There’s a proper Vale Hamster Wheel post on its way, but we wanted to bring this up first: it seems Age TV critic Jim Schembri either can’t take a joke, or simply doesn’t get it:
For me – and this will come as no surprise – the biggest laugh came when their awards for outrageous online reporting were dubbed The Schembris. My deep hatred for the laziness, fabrications and irresponsibility of what occurs online under the guise of journalism is well-documented, and it was a tribute as humbling as it was hilarious.
Sadly for his version of events, Schembri’s one-man war on bloggers isn’t nearly as well-documented as the somewhat tangled mess that occurred late last year (*edit* actually earlier this year, as Daniel G has pointed out) when he wrote an on-line review that contained a massive spoiler in the opening line. He then went back and changed it after numerous complaints, then pretended the original never happened, then claimed the whole thing was a prank he’d played on the internet, especially twitter users.
You can read the whole saga here and here. Or if you feel like giving your head a good scratching, you can read Schembri’s official version of events here. Please, if you can explain exactly what he was trying to prove (if his version of events was what actually happened), let us know.
So we have three options here. One, that The Chaser really are such massive fans of Schembri’s hither-to unknown efforts to stamp out internet flim-flammery that they’d name a running segment after him in sheer admiration of his good works. Unfortunately, it seems that in a decade of television The Chaser have only ever named bogus awards after people they wish to mock and make fun of. But who knows? Maybe after over a hundred episodes of televisiual satire they’ve decided that the whole comedy thing is for saps and have decided to just straight-out praise people they like rather than laugh at those they don’t. Maybe.
Option two: Schembri simply didn’t get the joke.
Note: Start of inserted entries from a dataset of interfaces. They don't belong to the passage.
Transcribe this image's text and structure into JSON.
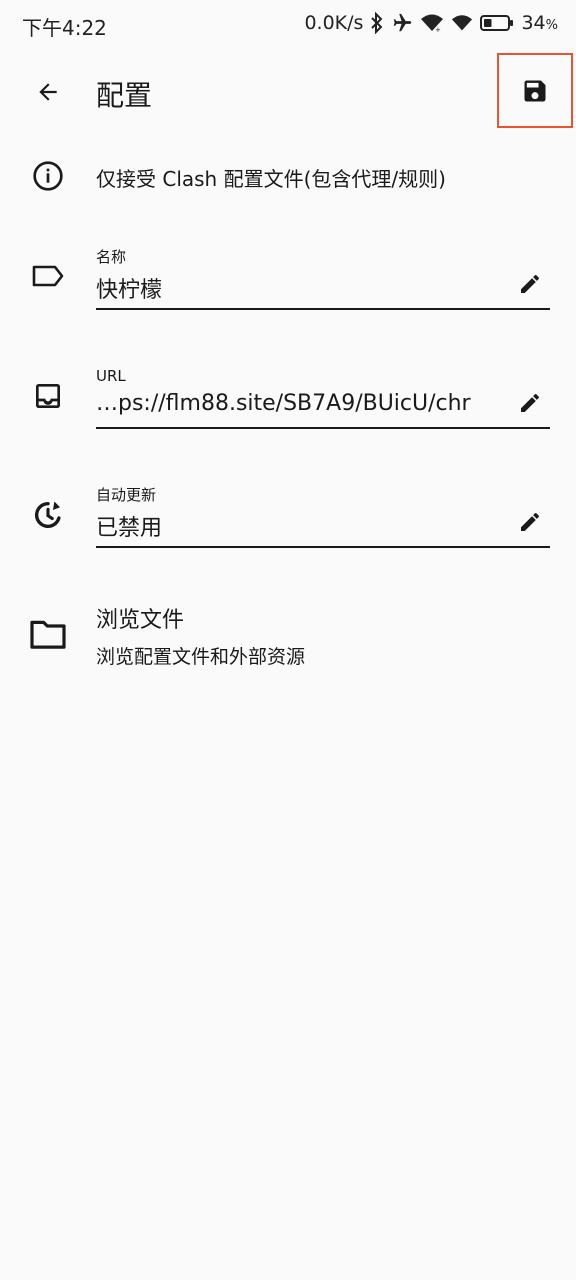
{
  "status_bar": {
    "time": "下午4:22",
    "network_speed": "0.0K/s",
    "battery_value": "34",
    "battery_unit": "%",
    "battery_level": 0.34,
    "icons": [
      "bluetooth-icon",
      "airplane-icon",
      "wifi-icon",
      "wifi-icon",
      "battery-icon"
    ]
  },
  "app_bar": {
    "title": "配置",
    "back_icon": "arrow-left-icon",
    "save_icon": "floppy-disk-icon",
    "highlight_color": "#e8542f"
  },
  "notice": {
    "icon": "info-icon",
    "text": "仅接受 Clash 配置文件(包含代理/规则)"
  },
  "fields": {
    "name": {
      "icon": "label-tag-icon",
      "label": "名称",
      "value": "快柠檬"
    },
    "url": {
      "icon": "inbox-tray-icon",
      "label": "URL",
      "value": "…ps://flm88.site/SB7A9/BUicU/chr"
    },
    "auto_update": {
      "icon": "clock-refresh-icon",
      "label": "自动更新",
      "value": "已禁用"
    }
  },
  "browse": {
    "icon": "folder-icon",
    "title": "浏览文件",
    "subtitle": "浏览配置文件和外部资源"
  }
}
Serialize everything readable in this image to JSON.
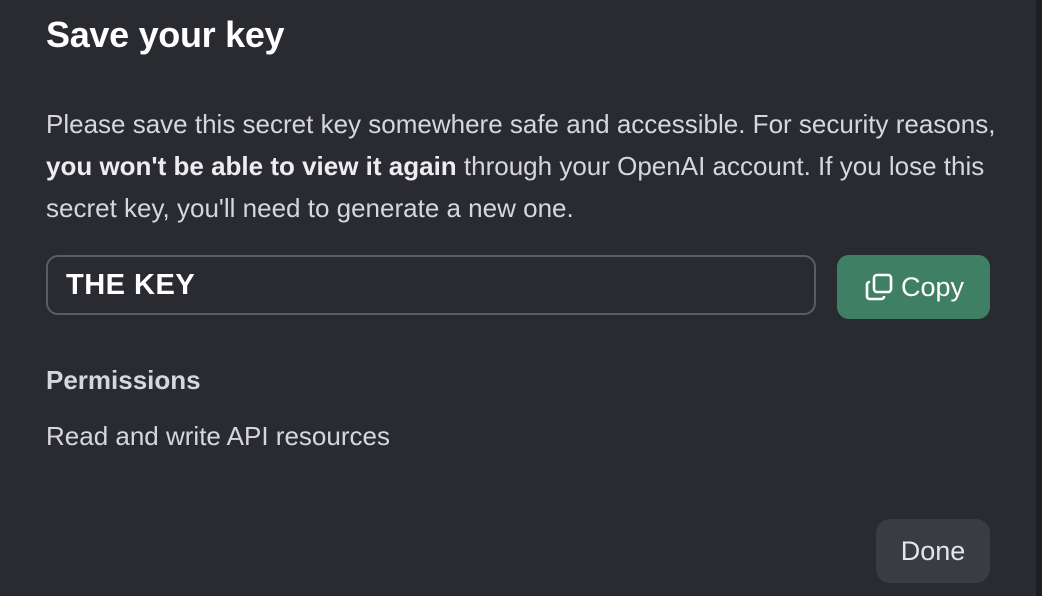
{
  "dialog": {
    "title": "Save your key",
    "description": {
      "part1": "Please save this secret key somewhere safe and accessible. For security reasons, ",
      "bold": "you won't be able to view it again",
      "part2": " through your OpenAI account. If you lose this secret key, you'll need to generate a new one."
    },
    "key_field": {
      "value": "THE KEY"
    },
    "copy_button": {
      "label": "Copy",
      "icon": "copy-icon",
      "color": "#3f7f63"
    },
    "permissions": {
      "title": "Permissions",
      "value": "Read and write API resources"
    },
    "done_button": {
      "label": "Done"
    }
  }
}
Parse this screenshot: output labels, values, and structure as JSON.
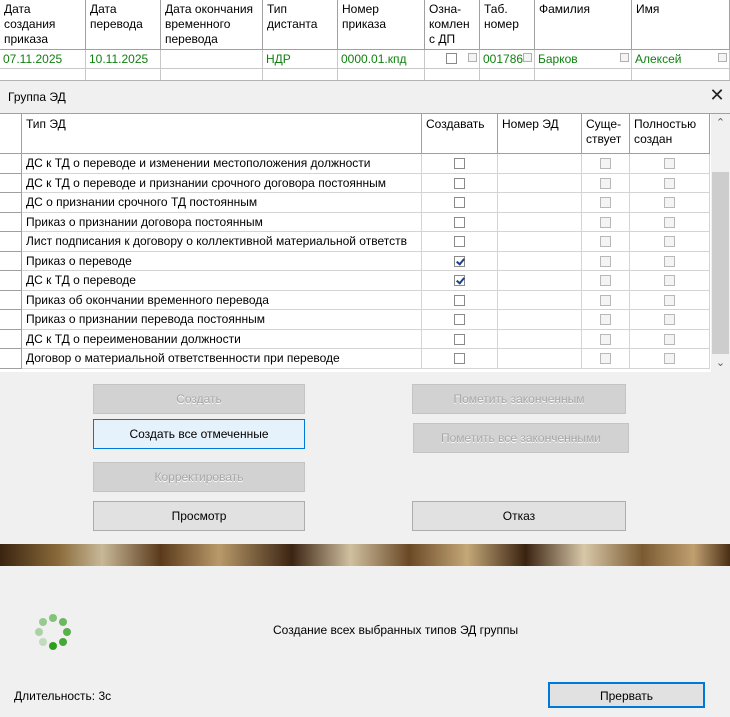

Problem there is, if he’s missing jokes as obvious and as blatant as that one, what the hell is he doing writing about television (or film, his other job at Fairfax)? It seems unlikely that he’d have much of a clue about anything if something as screamingly obvious as that one got by him. How can anyone trust anything he has to say on anything if he can’t tell when he’s being made fun of ON NATIONAL TELEVISION BY PROFESSIONAL COMEDIANS ON THEIR OWN COMEDY SHOW.
Option three: Schembri knows full well the joke is at his expense and is trying to spin the coverage (or just muddy the waters – now his version of events is out there, even we have to pretend it’s moderately plausible) to make him look good. In other words, he’s lying to his readership purely for his own benefit. “Lying” might sound a bit strong, but how else to put it? If he knows they were making fun of him and chooses to say otherwise to his readership, he’s not telling them the truth. Of course, he’ll never admit it and we have no way of knowing what he really thinks. But for the sake of argument, let’s suggest that this scenario is at least plausible.
In which case, what the hell is he doing being paid to write about anything? This kind of media manipulation is rightfully scorned and despised by journalists when it’s practiced by politicans and corporations: what are we expected to think when we see one of them doing it for no other reason than for covering his own arse? Whether you laugh at The Chaser or not is a matter of personal taste: whatever your views on comedy, Schembri’s antics stopped being funny a long, long time ago.